**What the exercise asks:**
Set down every entry exactly as given. Pictures are to be left out.
***** Data supplied *****
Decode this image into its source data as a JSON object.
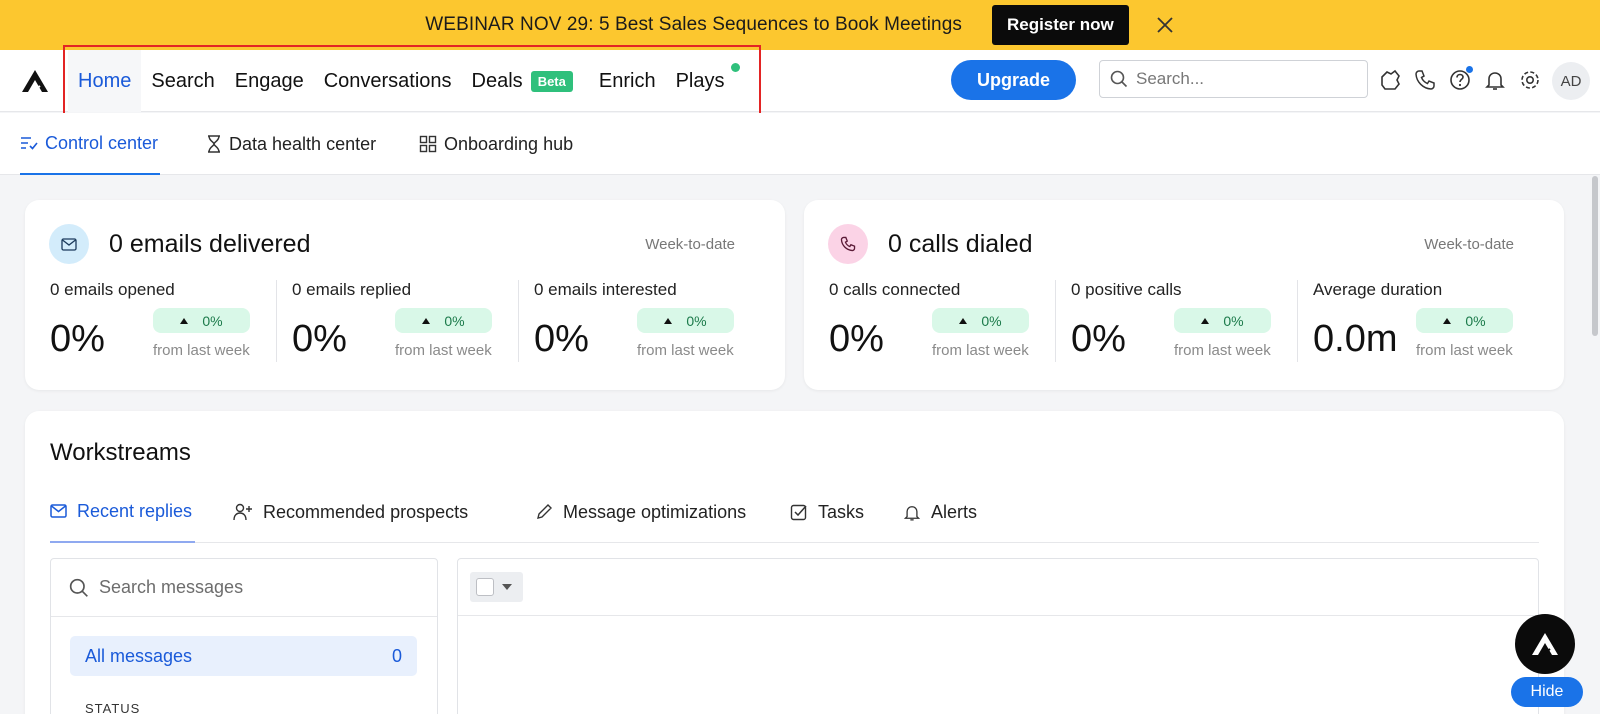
{
  "banner": {
    "text": "WEBINAR NOV 29: 5 Best Sales Sequences to Book Meetings",
    "cta": "Register now",
    "bg_color": "#fcc72f"
  },
  "topnav": {
    "items": [
      {
        "label": "Home",
        "active": true
      },
      {
        "label": "Search"
      },
      {
        "label": "Engage"
      },
      {
        "label": "Conversations"
      },
      {
        "label": "Deals",
        "badge": "Beta"
      },
      {
        "label": "Enrich"
      },
      {
        "label": "Plays",
        "dot": true
      }
    ],
    "upgrade_label": "Upgrade",
    "search_placeholder": "Search...",
    "icons": [
      "puzzle-icon",
      "phone-icon",
      "help-icon",
      "bell-icon",
      "gear-icon"
    ],
    "avatar_initials": "AD",
    "accent_color": "#1a73e8"
  },
  "subnav": {
    "tabs": [
      {
        "label": "Control center",
        "icon": "checklist-icon",
        "active": true
      },
      {
        "label": "Data health center",
        "icon": "hourglass-icon"
      },
      {
        "label": "Onboarding hub",
        "icon": "grid-icon"
      }
    ]
  },
  "email_card": {
    "title": "0 emails delivered",
    "period": "Week-to-date",
    "metrics": [
      {
        "label": "0 emails opened",
        "value": "0%",
        "delta": "0%",
        "delta_sub": "from last week"
      },
      {
        "label": "0 emails replied",
        "value": "0%",
        "delta": "0%",
        "delta_sub": "from last week"
      },
      {
        "label": "0 emails interested",
        "value": "0%",
        "delta": "0%",
        "delta_sub": "from last week"
      }
    ]
  },
  "calls_card": {
    "title": "0 calls dialed",
    "period": "Week-to-date",
    "metrics": [
      {
        "label": "0 calls connected",
        "value": "0%",
        "delta": "0%",
        "delta_sub": "from last week"
      },
      {
        "label": "0 positive calls",
        "value": "0%",
        "delta": "0%",
        "delta_sub": "from last week"
      },
      {
        "label": "Average duration",
        "value": "0.0m",
        "delta": "0%",
        "delta_sub": "from last week"
      }
    ]
  },
  "workstreams": {
    "title": "Workstreams",
    "tabs": [
      {
        "label": "Recent replies",
        "icon": "mail-icon",
        "active": true
      },
      {
        "label": "Recommended prospects",
        "icon": "add-person-icon"
      },
      {
        "label": "Message optimizations",
        "icon": "pencil-icon"
      },
      {
        "label": "Tasks",
        "icon": "checkbox-icon"
      },
      {
        "label": "Alerts",
        "icon": "bell-icon"
      }
    ],
    "search_placeholder": "Search messages",
    "all_messages_label": "All messages",
    "all_messages_count": "0",
    "status_label": "STATUS"
  },
  "widget": {
    "hide_label": "Hide"
  }
}
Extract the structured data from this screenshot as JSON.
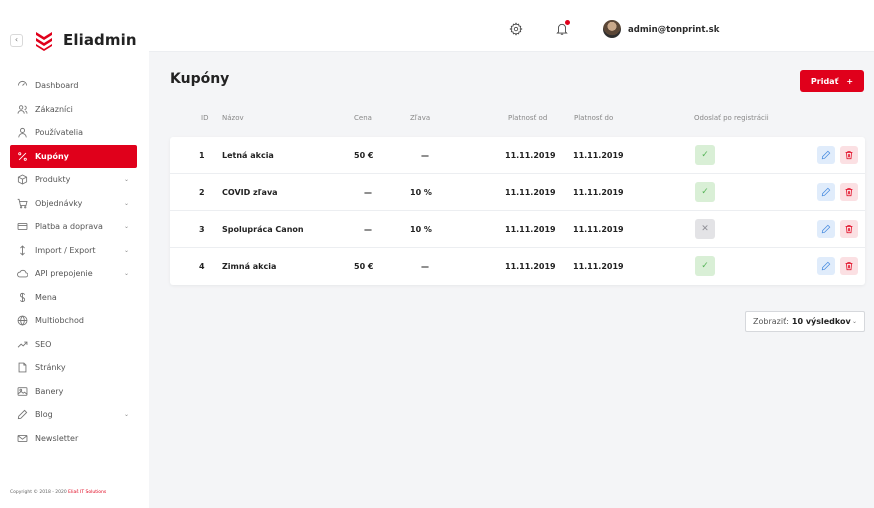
{
  "brand": {
    "name": "Eliadmin",
    "collapse_glyph": "‹"
  },
  "sidebar": {
    "items": [
      {
        "label": "Dashboard",
        "icon": "dashboard-icon",
        "caret": ""
      },
      {
        "label": "Zákazníci",
        "icon": "customers-icon",
        "caret": ""
      },
      {
        "label": "Používatelia",
        "icon": "user-icon",
        "caret": ""
      },
      {
        "label": "Kupóny",
        "icon": "percent-icon",
        "caret": "",
        "active": true
      },
      {
        "label": "Produkty",
        "icon": "box-icon",
        "caret": "⌄"
      },
      {
        "label": "Objednávky",
        "icon": "cart-icon",
        "caret": "⌄"
      },
      {
        "label": "Platba a doprava",
        "icon": "card-icon",
        "caret": "⌄"
      },
      {
        "label": "Import / Export",
        "icon": "import-export-icon",
        "caret": "⌄"
      },
      {
        "label": "API prepojenie",
        "icon": "cloud-icon",
        "caret": "⌄"
      },
      {
        "label": "Mena",
        "icon": "currency-icon",
        "caret": ""
      },
      {
        "label": "Multiobchod",
        "icon": "globe-icon",
        "caret": ""
      },
      {
        "label": "SEO",
        "icon": "trend-icon",
        "caret": ""
      },
      {
        "label": "Stránky",
        "icon": "page-icon",
        "caret": ""
      },
      {
        "label": "Banery",
        "icon": "image-icon",
        "caret": ""
      },
      {
        "label": "Blog",
        "icon": "pen-icon",
        "caret": "⌄"
      },
      {
        "label": "Newsletter",
        "icon": "mail-icon",
        "caret": ""
      }
    ],
    "copyright_prefix": "Copyright © 2018 - 2020 ",
    "copyright_link": "Eliaš IT Solutions"
  },
  "topbar": {
    "user_email": "admin@tonprint.sk",
    "user_caret": "⌄"
  },
  "page": {
    "title": "Kupóny",
    "add_label": "Pridať",
    "add_plus": "+"
  },
  "table": {
    "headers": {
      "id": "ID",
      "name": "Názov",
      "price": "Cena",
      "discount": "Zľava",
      "valid_from": "Platnosť od",
      "valid_to": "Platnosť do",
      "send": "Odoslať po registrácii"
    },
    "rows": [
      {
        "id": "1",
        "name": "Letná akcia",
        "price": "50 €",
        "discount": "—",
        "valid_from": "11.11.2019",
        "valid_to": "11.11.2019",
        "send_glyph": "✓",
        "send": true
      },
      {
        "id": "2",
        "name": "COVID zľava",
        "price": "—",
        "discount": "10 %",
        "valid_from": "11.11.2019",
        "valid_to": "11.11.2019",
        "send_glyph": "✓",
        "send": true
      },
      {
        "id": "3",
        "name": "Spolupráca Canon",
        "price": "—",
        "discount": "10 %",
        "valid_from": "11.11.2019",
        "valid_to": "11.11.2019",
        "send_glyph": "✕",
        "send": false
      },
      {
        "id": "4",
        "name": "Zimná akcia",
        "price": "50 €",
        "discount": "—",
        "valid_from": "11.11.2019",
        "valid_to": "11.11.2019",
        "send_glyph": "✓",
        "send": true
      }
    ]
  },
  "pagination": {
    "label": "Zobraziť:",
    "value": "10 výsledkov",
    "caret": "⌄"
  },
  "colors": {
    "accent": "#e0001b",
    "success_bg": "#d9efd6",
    "edit_bg": "#e0ecfb",
    "delete_bg": "#fbe0e3"
  }
}
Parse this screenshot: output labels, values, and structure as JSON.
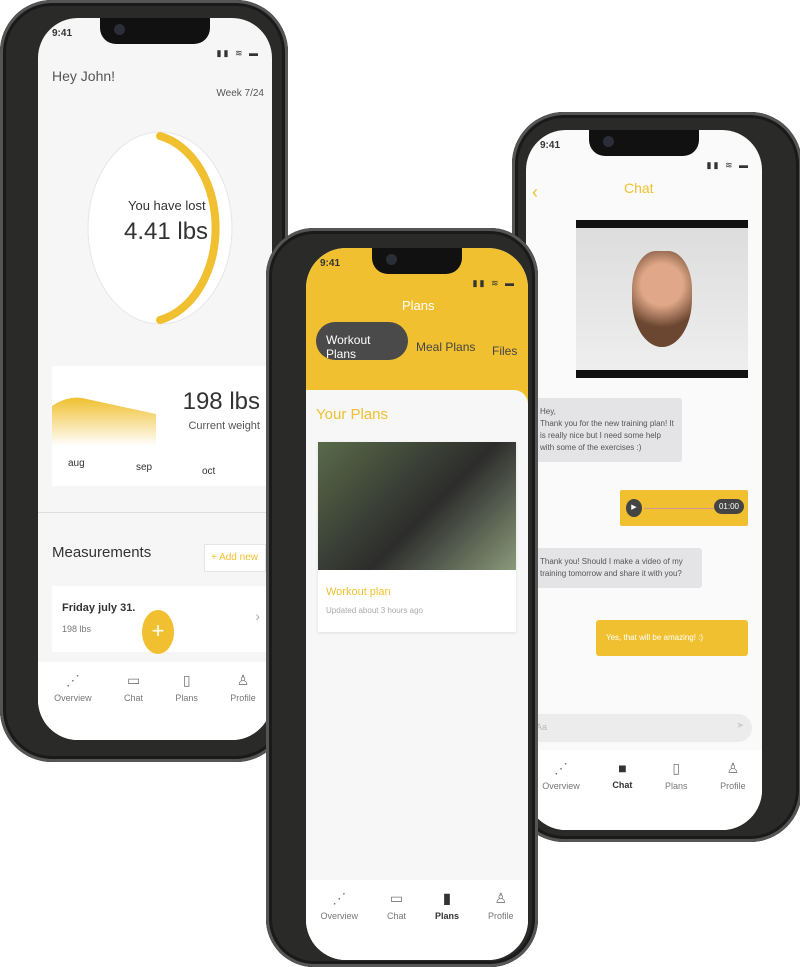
{
  "colors": {
    "accent": "#f0c030",
    "dark": "#4a4a4a"
  },
  "status": {
    "time": "9:41"
  },
  "overview": {
    "greeting": "Hey John!",
    "week": "Week 7/24",
    "lost_label": "You have lost",
    "lost_value": "4.41 lbs",
    "progress_percent": 0.45,
    "weight_value": "198 lbs",
    "weight_label": "Current weight",
    "months": [
      "aug",
      "sep",
      "oct"
    ],
    "measurements_title": "Measurements",
    "add_new": "+ Add new",
    "entry_date": "Friday july 31.",
    "entry_weight": "198 lbs",
    "fab_icon": "plus-icon"
  },
  "tabs": [
    {
      "label": "Overview",
      "icon": "graph-icon"
    },
    {
      "label": "Chat",
      "icon": "chat-icon"
    },
    {
      "label": "Plans",
      "icon": "document-icon"
    },
    {
      "label": "Profile",
      "icon": "profile-icon"
    }
  ],
  "plans": {
    "title": "Plans",
    "tabs": [
      "Workout Plans",
      "Meal Plans",
      "Files"
    ],
    "section": "Your Plans",
    "card_title": "Workout plan",
    "card_sub": "Updated about 3 hours ago"
  },
  "chat": {
    "title": "Chat",
    "messages": [
      {
        "from": "them",
        "text": "Hey,\nThank you for the new training plan! It is really nice but I need some help with some of the exercises :)"
      },
      {
        "from": "me",
        "audio_duration": "01:00"
      },
      {
        "from": "them",
        "text": "Thank you! Should I make a video of my training tomorrow and share it with you?"
      },
      {
        "from": "me",
        "text": "Yes, that will be amazing! :)"
      }
    ],
    "input_placeholder": "Aa"
  }
}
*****
**Reply to the task:**
Decode this image into its source data as a JSON object.
{
  "banner": {
    "text": "WEBINAR NOV 29: 5 Best Sales Sequences to Book Meetings",
    "cta": "Register now",
    "bg_color": "#fcc72f"
  },
  "topnav": {
    "items": [
      {
        "label": "Home",
        "active": true
      },
      {
        "label": "Search"
      },
      {
        "label": "Engage"
      },
      {
        "label": "Conversations"
      },
      {
        "label": "Deals",
        "badge": "Beta"
      },
      {
        "label": "Enrich"
      },
      {
        "label": "Plays",
        "dot": true
      }
    ],
    "upgrade_label": "Upgrade",
    "search_placeholder": "Search...",
    "icons": [
      "puzzle-icon",
      "phone-icon",
      "help-icon",
      "bell-icon",
      "gear-icon"
    ],
    "avatar_initials": "AD",
    "accent_color": "#1a73e8"
  },
  "subnav": {
    "tabs": [
      {
        "label": "Control center",
        "icon": "checklist-icon",
        "active": true
      },
      {
        "label": "Data health center",
        "icon": "hourglass-icon"
      },
      {
        "label": "Onboarding hub",
        "icon": "grid-icon"
      }
    ]
  },
  "email_card": {
    "title": "0 emails delivered",
    "period": "Week-to-date",
    "metrics": [
      {
        "label": "0 emails opened",
        "value": "0%",
        "delta": "0%",
        "delta_sub": "from last week"
      },
      {
        "label": "0 emails replied",
        "value": "0%",
        "delta": "0%",
        "delta_sub": "from last week"
      },
      {
        "label": "0 emails interested",
        "value": "0%",
        "delta": "0%",
        "delta_sub": "from last week"
      }
    ]
  },
  "calls_card": {
    "title": "0 calls dialed",
    "period": "Week-to-date",
    "metrics": [
      {
        "label": "0 calls connected",
        "value": "0%",
        "delta": "0%",
        "delta_sub": "from last week"
      },
      {
        "label": "0 positive calls",
        "value": "0%",
        "delta": "0%",
        "delta_sub": "from last week"
      },
      {
        "label": "Average duration",
        "value": "0.0m",
        "delta": "0%",
        "delta_sub": "from last week"
      }
    ]
  },
  "workstreams": {
    "title": "Workstreams",
    "tabs": [
      {
        "label": "Recent replies",
        "icon": "mail-icon",
        "active": true
      },
      {
        "label": "Recommended prospects",
        "icon": "add-person-icon"
      },
      {
        "label": "Message optimizations",
        "icon": "pencil-icon"
      },
      {
        "label": "Tasks",
        "icon": "checkbox-icon"
      },
      {
        "label": "Alerts",
        "icon": "bell-icon"
      }
    ],
    "search_placeholder": "Search messages",
    "all_messages_label": "All messages",
    "all_messages_count": "0",
    "status_label": "STATUS"
  },
  "widget": {
    "hide_label": "Hide"
  }
}
Extract the structured data from this screenshot as JSON.
{
  "brand": {
    "name": "Eliadmin",
    "collapse_glyph": "‹"
  },
  "sidebar": {
    "items": [
      {
        "label": "Dashboard",
        "icon": "dashboard-icon",
        "caret": ""
      },
      {
        "label": "Zákazníci",
        "icon": "customers-icon",
        "caret": ""
      },
      {
        "label": "Používatelia",
        "icon": "user-icon",
        "caret": ""
      },
      {
        "label": "Kupóny",
        "icon": "percent-icon",
        "caret": "",
        "active": true
      },
      {
        "label": "Produkty",
        "icon": "box-icon",
        "caret": "⌄"
      },
      {
        "label": "Objednávky",
        "icon": "cart-icon",
        "caret": "⌄"
      },
      {
        "label": "Platba a doprava",
        "icon": "card-icon",
        "caret": "⌄"
      },
      {
        "label": "Import / Export",
        "icon": "import-export-icon",
        "caret": "⌄"
      },
      {
        "label": "API prepojenie",
        "icon": "cloud-icon",
        "caret": "⌄"
      },
      {
        "label": "Mena",
        "icon": "currency-icon",
        "caret": ""
      },
      {
        "label": "Multiobchod",
        "icon": "globe-icon",
        "caret": ""
      },
      {
        "label": "SEO",
        "icon": "trend-icon",
        "caret": ""
      },
      {
        "label": "Stránky",
        "icon": "page-icon",
        "caret": ""
      },
      {
        "label": "Banery",
        "icon": "image-icon",
        "caret": ""
      },
      {
        "label": "Blog",
        "icon": "pen-icon",
        "caret": "⌄"
      },
      {
        "label": "Newsletter",
        "icon": "mail-icon",
        "caret": ""
      }
    ],
    "copyright_prefix": "Copyright © 2018 - 2020 ",
    "copyright_link": "Eliaš IT Solutions"
  },
  "topbar": {
    "user_email": "admin@tonprint.sk",
    "user_caret": "⌄"
  },
  "page": {
    "title": "Kupóny",
    "add_label": "Pridať",
    "add_plus": "+"
  },
  "table": {
    "headers": {
      "id": "ID",
      "name": "Názov",
      "price": "Cena",
      "discount": "Zľava",
      "valid_from": "Platnosť od",
      "valid_to": "Platnosť do",
      "send": "Odoslať po registrácii"
    },
    "rows": [
      {
        "id": "1",
        "name": "Letná akcia",
        "price": "50 €",
        "discount": "—",
        "valid_from": "11.11.2019",
        "valid_to": "11.11.2019",
        "send_glyph": "✓",
        "send": true
      },
      {
        "id": "2",
        "name": "COVID zľava",
        "price": "—",
        "discount": "10 %",
        "valid_from": "11.11.2019",
        "valid_to": "11.11.2019",
        "send_glyph": "✓",
        "send": true
      },
      {
        "id": "3",
        "name": "Spolupráca Canon",
        "price": "—",
        "discount": "10 %",
        "valid_from": "11.11.2019",
        "valid_to": "11.11.2019",
        "send_glyph": "✕",
        "send": false
      },
      {
        "id": "4",
        "name": "Zimná akcia",
        "price": "50 €",
        "discount": "—",
        "valid_from": "11.11.2019",
        "valid_to": "11.11.2019",
        "send_glyph": "✓",
        "send": true
      }
    ]
  },
  "pagination": {
    "label": "Zobraziť:",
    "value": "10 výsledkov",
    "caret": "⌄"
  },
  "colors": {
    "accent": "#e0001b",
    "success_bg": "#d9efd6",
    "edit_bg": "#e0ecfb",
    "delete_bg": "#fbe0e3"
  }
}
Parse this screenshot: output labels, values, and structure as JSON.
{
  "colors": {
    "accent": "#f0c030",
    "dark": "#4a4a4a"
  },
  "status": {
    "time": "9:41"
  },
  "overview": {
    "greeting": "Hey John!",
    "week": "Week 7/24",
    "lost_label": "You have lost",
    "lost_value": "4.41 lbs",
    "progress_percent": 0.45,
    "weight_value": "198 lbs",
    "weight_label": "Current weight",
    "months": [
      "aug",
      "sep",
      "oct"
    ],
    "measurements_title": "Measurements",
    "add_new": "+ Add new",
    "entry_date": "Friday july 31.",
    "entry_weight": "198 lbs",
    "fab_icon": "plus-icon"
  },
  "tabs": [
    {
      "label": "Overview",
      "icon": "graph-icon"
    },
    {
      "label": "Chat",
      "icon": "chat-icon"
    },
    {
      "label": "Plans",
      "icon": "document-icon"
    },
    {
      "label": "Profile",
      "icon": "profile-icon"
    }
  ],
  "plans": {
    "title": "Plans",
    "tabs": [
      "Workout Plans",
      "Meal Plans",
      "Files"
    ],
    "section": "Your Plans",
    "card_title": "Workout plan",
    "card_sub": "Updated about 3 hours ago"
  },
  "chat": {
    "title": "Chat",
    "messages": [
      {
        "from": "them",
        "text": "Hey,\nThank you for the new training plan! It is really nice but I need some help with some of the exercises :)"
      },
      {
        "from": "me",
        "audio_duration": "01:00"
      },
      {
        "from": "them",
        "text": "Thank you! Should I make a video of my training tomorrow and share it with you?"
      },
      {
        "from": "me",
        "text": "Yes, that will be amazing! :)"
      }
    ],
    "input_placeholder": "Aa"
  }
}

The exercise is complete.